It is important that the JPG file of the Mark (e.g. the drawing) is high quality and shows the mark without noise or graininess when applying to register a special form mark. The USPTO recommends that the image be between 300 and 350 DPI. The file showing the mark will be what is used when comparing your mark other potential conflicting marks. If a feature of the mark is difficult to distinguish due to poor file quality, this may be held against you as the trademark owner who uploaded the low quality version of the mark.

4. A Description of the Literal Elements and Drawing

StarbucksCoffeeUSPTOImageIf you choose to proceed with a special form mark, the USPTO will require that you describe the literal elements in the mark that are in the uploaded JPG file.
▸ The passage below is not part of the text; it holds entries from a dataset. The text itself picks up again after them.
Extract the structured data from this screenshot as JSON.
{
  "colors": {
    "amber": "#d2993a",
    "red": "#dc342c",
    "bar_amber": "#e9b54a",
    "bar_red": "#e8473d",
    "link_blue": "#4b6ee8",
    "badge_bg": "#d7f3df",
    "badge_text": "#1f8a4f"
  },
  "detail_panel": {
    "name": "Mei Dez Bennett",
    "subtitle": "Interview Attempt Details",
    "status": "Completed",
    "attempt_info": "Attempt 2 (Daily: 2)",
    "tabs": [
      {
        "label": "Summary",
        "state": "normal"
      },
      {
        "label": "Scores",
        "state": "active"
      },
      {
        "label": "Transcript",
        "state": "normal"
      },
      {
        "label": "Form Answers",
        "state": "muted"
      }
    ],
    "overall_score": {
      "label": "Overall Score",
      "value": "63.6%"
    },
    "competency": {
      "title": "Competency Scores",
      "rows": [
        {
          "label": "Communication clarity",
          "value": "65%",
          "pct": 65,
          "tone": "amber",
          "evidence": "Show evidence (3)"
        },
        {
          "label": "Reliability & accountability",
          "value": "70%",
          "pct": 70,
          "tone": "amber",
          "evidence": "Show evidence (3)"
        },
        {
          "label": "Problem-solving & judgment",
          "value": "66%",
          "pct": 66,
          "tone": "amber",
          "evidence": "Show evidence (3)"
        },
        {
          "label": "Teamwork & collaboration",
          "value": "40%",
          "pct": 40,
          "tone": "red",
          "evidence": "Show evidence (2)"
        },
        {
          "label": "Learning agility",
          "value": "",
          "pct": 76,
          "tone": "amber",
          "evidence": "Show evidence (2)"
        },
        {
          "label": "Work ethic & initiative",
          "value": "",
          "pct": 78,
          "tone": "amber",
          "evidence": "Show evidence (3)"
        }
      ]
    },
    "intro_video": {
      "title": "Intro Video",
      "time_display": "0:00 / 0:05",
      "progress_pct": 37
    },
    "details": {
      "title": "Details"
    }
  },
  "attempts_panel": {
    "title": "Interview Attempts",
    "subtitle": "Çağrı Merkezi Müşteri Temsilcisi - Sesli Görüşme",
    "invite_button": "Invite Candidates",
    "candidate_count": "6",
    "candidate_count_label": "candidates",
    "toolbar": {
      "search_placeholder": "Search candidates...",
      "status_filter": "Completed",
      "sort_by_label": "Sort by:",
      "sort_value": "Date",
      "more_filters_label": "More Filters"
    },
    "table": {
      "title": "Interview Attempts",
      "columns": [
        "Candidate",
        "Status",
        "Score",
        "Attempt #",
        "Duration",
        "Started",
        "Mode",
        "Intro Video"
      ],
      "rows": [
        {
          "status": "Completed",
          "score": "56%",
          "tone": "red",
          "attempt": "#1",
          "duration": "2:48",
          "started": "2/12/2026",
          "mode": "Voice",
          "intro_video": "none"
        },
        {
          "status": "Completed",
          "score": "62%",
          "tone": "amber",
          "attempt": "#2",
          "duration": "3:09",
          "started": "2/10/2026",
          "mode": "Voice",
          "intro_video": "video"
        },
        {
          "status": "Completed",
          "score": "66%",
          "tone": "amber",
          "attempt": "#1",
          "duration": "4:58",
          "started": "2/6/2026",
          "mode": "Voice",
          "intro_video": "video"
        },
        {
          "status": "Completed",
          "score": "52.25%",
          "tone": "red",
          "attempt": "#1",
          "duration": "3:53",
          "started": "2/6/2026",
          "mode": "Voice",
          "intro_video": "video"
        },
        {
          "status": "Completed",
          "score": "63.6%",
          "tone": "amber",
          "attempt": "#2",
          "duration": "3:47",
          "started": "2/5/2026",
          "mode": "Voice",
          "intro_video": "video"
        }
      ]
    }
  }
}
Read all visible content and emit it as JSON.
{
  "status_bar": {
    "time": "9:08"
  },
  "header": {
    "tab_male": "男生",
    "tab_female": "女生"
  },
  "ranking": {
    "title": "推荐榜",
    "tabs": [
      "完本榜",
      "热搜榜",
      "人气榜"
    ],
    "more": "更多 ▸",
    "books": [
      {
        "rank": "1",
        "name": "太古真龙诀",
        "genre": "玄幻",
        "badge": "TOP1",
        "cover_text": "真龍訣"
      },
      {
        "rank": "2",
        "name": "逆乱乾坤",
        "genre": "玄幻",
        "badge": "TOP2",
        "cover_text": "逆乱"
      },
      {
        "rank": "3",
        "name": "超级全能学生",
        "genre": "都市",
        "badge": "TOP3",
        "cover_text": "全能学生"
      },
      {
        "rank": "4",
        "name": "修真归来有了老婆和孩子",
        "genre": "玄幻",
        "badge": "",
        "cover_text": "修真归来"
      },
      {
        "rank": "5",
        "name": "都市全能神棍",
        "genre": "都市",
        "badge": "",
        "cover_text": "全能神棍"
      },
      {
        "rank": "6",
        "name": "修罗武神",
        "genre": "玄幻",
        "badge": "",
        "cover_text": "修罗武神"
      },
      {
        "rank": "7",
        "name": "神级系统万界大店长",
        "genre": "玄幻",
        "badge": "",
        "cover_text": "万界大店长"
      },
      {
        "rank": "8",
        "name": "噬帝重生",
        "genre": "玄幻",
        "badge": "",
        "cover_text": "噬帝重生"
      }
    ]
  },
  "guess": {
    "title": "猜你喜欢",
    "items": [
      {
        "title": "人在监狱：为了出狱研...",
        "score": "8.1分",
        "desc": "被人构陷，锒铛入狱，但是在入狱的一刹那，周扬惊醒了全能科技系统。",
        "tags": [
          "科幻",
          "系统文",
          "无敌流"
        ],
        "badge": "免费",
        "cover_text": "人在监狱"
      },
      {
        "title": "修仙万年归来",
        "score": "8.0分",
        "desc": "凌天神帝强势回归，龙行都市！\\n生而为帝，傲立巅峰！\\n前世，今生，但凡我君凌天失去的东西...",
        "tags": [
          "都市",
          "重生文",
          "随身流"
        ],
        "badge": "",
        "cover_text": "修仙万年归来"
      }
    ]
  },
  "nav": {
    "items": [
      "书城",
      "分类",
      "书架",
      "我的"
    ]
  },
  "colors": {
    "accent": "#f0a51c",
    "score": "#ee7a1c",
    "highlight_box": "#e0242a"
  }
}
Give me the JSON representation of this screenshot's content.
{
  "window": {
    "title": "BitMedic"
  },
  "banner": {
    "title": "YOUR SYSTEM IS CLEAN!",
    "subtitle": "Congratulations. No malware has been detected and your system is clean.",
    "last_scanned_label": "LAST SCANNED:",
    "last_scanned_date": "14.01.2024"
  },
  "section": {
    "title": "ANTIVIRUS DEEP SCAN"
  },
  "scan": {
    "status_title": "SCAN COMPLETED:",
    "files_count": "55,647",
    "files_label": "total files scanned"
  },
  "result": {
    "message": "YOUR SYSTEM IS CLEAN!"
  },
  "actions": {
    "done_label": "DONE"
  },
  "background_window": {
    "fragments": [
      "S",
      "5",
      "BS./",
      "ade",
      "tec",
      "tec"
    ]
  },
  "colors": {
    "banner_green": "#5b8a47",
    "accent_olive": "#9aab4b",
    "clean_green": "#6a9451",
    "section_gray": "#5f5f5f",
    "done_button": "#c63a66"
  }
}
Literal elements are the character(s) of the mark appear in the Trademark Office’s standard character set, which includes letters, numbers, and certain other symbols. For example, in Starbucks’ Trademark Registration no. 3,907,157, shown at the right, the literal element is STARBUCKS COFFEE.

Also, the USPTO will require that you provide a description of the mark. The description will describe in words the design elements and the standard characters in the mark and their spacial relationship between one another. The description of the mark for Starbuck’s registration “The mark consists of the wording ‘Starbucks Coffee’ in a circular seal with two stars, and design of a siren (a two-tailed mermaid) wearing a crown.”

If color is claimed, the USPTO will require that you list the the colors that are claimed in the application in a part of the application form providing: “The color(s) [  List of Colors Here  ] is/are claimed as a feature of the mark.”

5. Changes to the Mark After Filing Rarely Allowed

Once your application is submitted changes to the mark are rarely allowed. Therefore, it is important that your mark is presented in the federal application exactly as you are (or will be) using the mark in your business. For example if your trademark has two words, will the words be used separated by a space or will they be run together? The application should include the mark in whichever way you intend to use it. Since you need to submit an example (a specimen) of the mark used on or in connection with the goods or services in addition to the drawing, the USPTO will check to see if your use of the mark matches the mark that you claimed in the mark/drawing section of the application.

Further you should use the mark consistently (e.g. with a space or without) in all of your uses of the mark. Inconsistent use can negatively impact your trademark rights.

6. Conclusion

Gathering and entering accurate information in a trademark application for a special form mark involves more work than for a standard character mark. The first decision that needs to be made in the application process is whether you should make a special form claim in the application. For more information on the mark/drawing section of the trademark application see the USPTO videos here and here.

Lead image credit to USPTO here.